Sunday, 24 January 2010

New Scientist: How should we communicate with aliens?

New Scientist discusses the issue of communicating with aliens. The same question was brought up in the 1970s when the first message addressed to ETs began its long voyage through space. Image courtesy of NASA.

Joel Kontinen

The latest issue of New Scientist strays far from empirical science. The popular magazine takes up the issue of communication with aliens. While the SETI (Search for Extraterrestrial Intelligence)project has cost millions of dollars, euros and pounds, it has not produced any results. ETs have been as unwilling to reply to humans as the ancient Philistine god Dagon.

In any case, Stephen Battersby thinks that ETs are social beings who at least have eyes and some kind of limbs and that they eat meat and procreate sexually.

Battersby does not mention that we do not have any proof of the existence of ETs.

The belief in UFOs and aliens stems from Darwinian evolution. The evolutionist believes that since (in his view) life began randomly on Earth it must also have developed elsewhere in the universe.

However, one needs more than just water to create life. One also needs information and a sender. In addition, life can only come from life, and thus the Genesis model is a much more logical explanation than abiogenesis (spontaneous generation) or panspermia (the view that life came from outer space).


Battersby, Stephen. 2010. Exolanguage: do you speak alien? New Scientist 2744 (20 January).

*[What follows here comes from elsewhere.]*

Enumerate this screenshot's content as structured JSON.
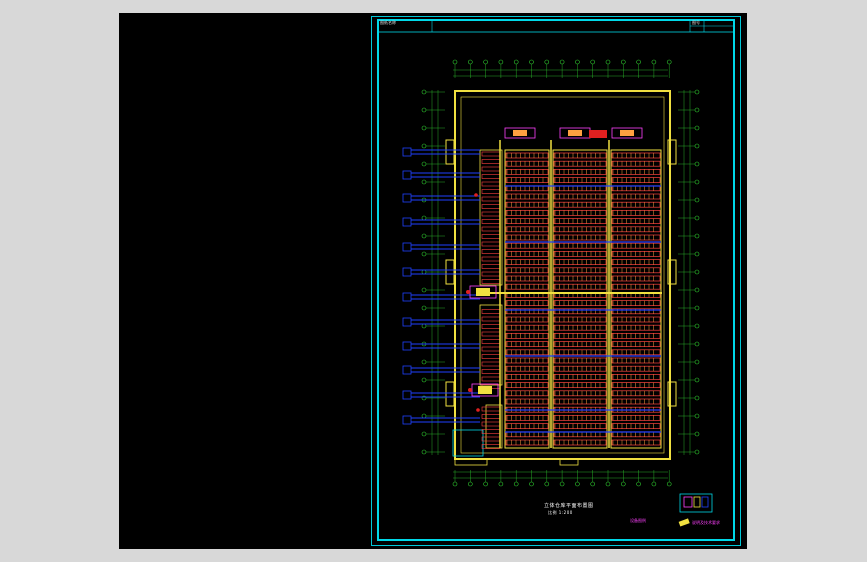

Battersby, Stephen. 2010. The face of first contact: What aliens look like. New Scientist 2744 (20 January)